■ EXERCISE DESCRIPTION ■
The records below are to be retyped in full. Keep every word.

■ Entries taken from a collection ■
# # # #

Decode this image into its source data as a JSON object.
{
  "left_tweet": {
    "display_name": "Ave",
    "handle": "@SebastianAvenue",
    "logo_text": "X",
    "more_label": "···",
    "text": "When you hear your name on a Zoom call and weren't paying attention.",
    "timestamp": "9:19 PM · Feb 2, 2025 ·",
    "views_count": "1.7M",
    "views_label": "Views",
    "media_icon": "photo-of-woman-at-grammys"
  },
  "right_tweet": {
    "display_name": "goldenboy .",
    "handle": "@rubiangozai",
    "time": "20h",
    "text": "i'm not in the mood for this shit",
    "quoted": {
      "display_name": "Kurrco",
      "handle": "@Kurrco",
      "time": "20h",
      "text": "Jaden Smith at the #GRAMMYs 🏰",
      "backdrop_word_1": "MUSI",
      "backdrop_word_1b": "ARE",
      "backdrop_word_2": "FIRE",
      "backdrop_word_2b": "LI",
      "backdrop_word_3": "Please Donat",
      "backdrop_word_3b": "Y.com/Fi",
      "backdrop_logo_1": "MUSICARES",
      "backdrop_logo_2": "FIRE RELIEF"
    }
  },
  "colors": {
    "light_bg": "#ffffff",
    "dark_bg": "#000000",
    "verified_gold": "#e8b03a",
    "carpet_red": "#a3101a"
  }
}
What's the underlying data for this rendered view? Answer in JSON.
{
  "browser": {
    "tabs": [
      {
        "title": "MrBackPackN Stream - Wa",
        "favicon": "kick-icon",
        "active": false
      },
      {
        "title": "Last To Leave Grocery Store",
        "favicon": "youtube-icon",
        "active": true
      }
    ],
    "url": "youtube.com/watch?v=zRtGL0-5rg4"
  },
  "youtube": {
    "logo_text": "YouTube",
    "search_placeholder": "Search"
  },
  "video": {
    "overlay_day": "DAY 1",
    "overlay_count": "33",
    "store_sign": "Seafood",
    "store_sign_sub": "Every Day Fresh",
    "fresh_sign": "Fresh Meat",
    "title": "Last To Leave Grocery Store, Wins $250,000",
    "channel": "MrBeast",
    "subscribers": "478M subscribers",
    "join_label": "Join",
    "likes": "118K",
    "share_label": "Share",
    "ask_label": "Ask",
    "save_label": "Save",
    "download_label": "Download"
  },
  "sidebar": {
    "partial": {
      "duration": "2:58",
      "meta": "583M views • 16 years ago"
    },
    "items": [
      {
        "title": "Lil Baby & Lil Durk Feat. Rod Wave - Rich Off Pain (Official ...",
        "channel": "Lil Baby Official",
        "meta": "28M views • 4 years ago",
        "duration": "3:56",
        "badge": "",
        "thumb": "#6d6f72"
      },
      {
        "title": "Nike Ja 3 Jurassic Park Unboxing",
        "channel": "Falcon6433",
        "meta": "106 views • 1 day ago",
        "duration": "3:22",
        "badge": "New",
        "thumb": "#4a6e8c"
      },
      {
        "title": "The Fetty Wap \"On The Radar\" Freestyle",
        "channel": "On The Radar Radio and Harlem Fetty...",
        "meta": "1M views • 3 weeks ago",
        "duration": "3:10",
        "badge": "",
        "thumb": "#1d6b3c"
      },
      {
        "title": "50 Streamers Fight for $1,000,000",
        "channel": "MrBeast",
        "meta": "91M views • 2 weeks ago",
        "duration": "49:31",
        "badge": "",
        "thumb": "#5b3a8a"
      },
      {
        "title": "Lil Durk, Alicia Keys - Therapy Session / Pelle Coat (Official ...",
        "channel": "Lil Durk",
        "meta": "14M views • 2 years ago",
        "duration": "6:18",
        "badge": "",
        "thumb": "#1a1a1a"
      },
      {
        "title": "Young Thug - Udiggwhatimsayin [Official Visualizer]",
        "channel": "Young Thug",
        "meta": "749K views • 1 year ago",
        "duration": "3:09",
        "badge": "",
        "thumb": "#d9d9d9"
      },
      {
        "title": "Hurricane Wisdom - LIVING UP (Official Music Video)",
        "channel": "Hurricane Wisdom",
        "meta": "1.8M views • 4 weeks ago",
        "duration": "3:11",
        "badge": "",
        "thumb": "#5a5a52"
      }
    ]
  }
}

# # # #

■ RESULT ■
Decode this image into its source data as a JSON object.
{
  "left_tweet": {
    "display_name": "Ave",
    "handle": "@SebastianAvenue",
    "logo_text": "X",
    "more_label": "···",
    "text": "When you hear your name on a Zoom call and weren't paying attention.",
    "timestamp": "9:19 PM · Feb 2, 2025 ·",
    "views_count": "1.7M",
    "views_label": "Views",
    "media_icon": "photo-of-woman-at-grammys"
  },
  "right_tweet": {
    "display_name": "goldenboy .",
    "handle": "@rubiangozai",
    "time": "20h",
    "text": "i'm not in the mood for this shit",
    "quoted": {
      "display_name": "Kurrco",
      "handle": "@Kurrco",
      "time": "20h",
      "text": "Jaden Smith at the #GRAMMYs 🏰",
      "backdrop_word_1": "MUSI",
      "backdrop_word_1b": "ARE",
      "backdrop_word_2": "FIRE",
      "backdrop_word_2b": "LI",
      "backdrop_word_3": "Please Donat",
      "backdrop_word_3b": "Y.com/Fi",
      "backdrop_logo_1": "MUSICARES",
      "backdrop_logo_2": "FIRE RELIEF"
    }
  },
  "colors": {
    "light_bg": "#ffffff",
    "dark_bg": "#000000",
    "verified_gold": "#e8b03a",
    "carpet_red": "#a3101a"
  }
}
What's the underlying data for this rendered view? Answer in JSON.
{
  "browser": {
    "tabs": [
      {
        "title": "MrBackPackN Stream - Wa",
        "favicon": "kick-icon",
        "active": false
      },
      {
        "title": "Last To Leave Grocery Store",
        "favicon": "youtube-icon",
        "active": true
      }
    ],
    "url": "youtube.com/watch?v=zRtGL0-5rg4"
  },
  "youtube": {
    "logo_text": "YouTube",
    "search_placeholder": "Search"
  },
  "video": {
    "overlay_day": "DAY 1",
    "overlay_count": "33",
    "store_sign": "Seafood",
    "store_sign_sub": "Every Day Fresh",
    "fresh_sign": "Fresh Meat",
    "title": "Last To Leave Grocery Store, Wins $250,000",
    "channel": "MrBeast",
    "subscribers": "478M subscribers",
    "join_label": "Join",
    "likes": "118K",
    "share_label": "Share",
    "ask_label": "Ask",
    "save_label": "Save",
    "download_label": "Download"
  },
  "sidebar": {
    "partial": {
      "duration": "2:58",
      "meta": "583M views • 16 years ago"
    },
    "items": [
      {
        "title": "Lil Baby & Lil Durk Feat. Rod Wave - Rich Off Pain (Official ...",
        "channel": "Lil Baby Official",
        "meta": "28M views • 4 years ago",
        "duration": "3:56",
        "badge": "",
        "thumb": "#6d6f72"
      },
      {
        "title": "Nike Ja 3 Jurassic Park Unboxing",
        "channel": "Falcon6433",
        "meta": "106 views • 1 day ago",
        "duration": "3:22",
        "badge": "New",
        "thumb": "#4a6e8c"
      },
      {
        "title": "The Fetty Wap \"On The Radar\" Freestyle",
        "channel": "On The Radar Radio and Harlem Fetty...",
        "meta": "1M views • 3 weeks ago",
        "duration": "3:10",
        "badge": "",
        "thumb": "#1d6b3c"
      },
      {
        "title": "50 Streamers Fight for $1,000,000",
        "channel": "MrBeast",
        "meta": "91M views • 2 weeks ago",
        "duration": "49:31",
        "badge": "",
        "thumb": "#5b3a8a"
      },
      {
        "title": "Lil Durk, Alicia Keys - Therapy Session / Pelle Coat (Official ...",
        "channel": "Lil Durk",
        "meta": "14M views • 2 years ago",
        "duration": "6:18",
        "badge": "",
        "thumb": "#1a1a1a"
      },
      {
        "title": "Young Thug - Udiggwhatimsayin [Official Visualizer]",
        "channel": "Young Thug",
        "meta": "749K views • 1 year ago",
        "duration": "3:09",
        "badge": "",
        "thumb": "#d9d9d9"
      },
      {
        "title": "Hurricane Wisdom - LIVING UP (Official Music Video)",
        "channel": "Hurricane Wisdom",
        "meta": "1.8M views • 4 weeks ago",
        "duration": "3:11",
        "badge": "",
        "thumb": "#5a5a52"
      }
    ]
  }
}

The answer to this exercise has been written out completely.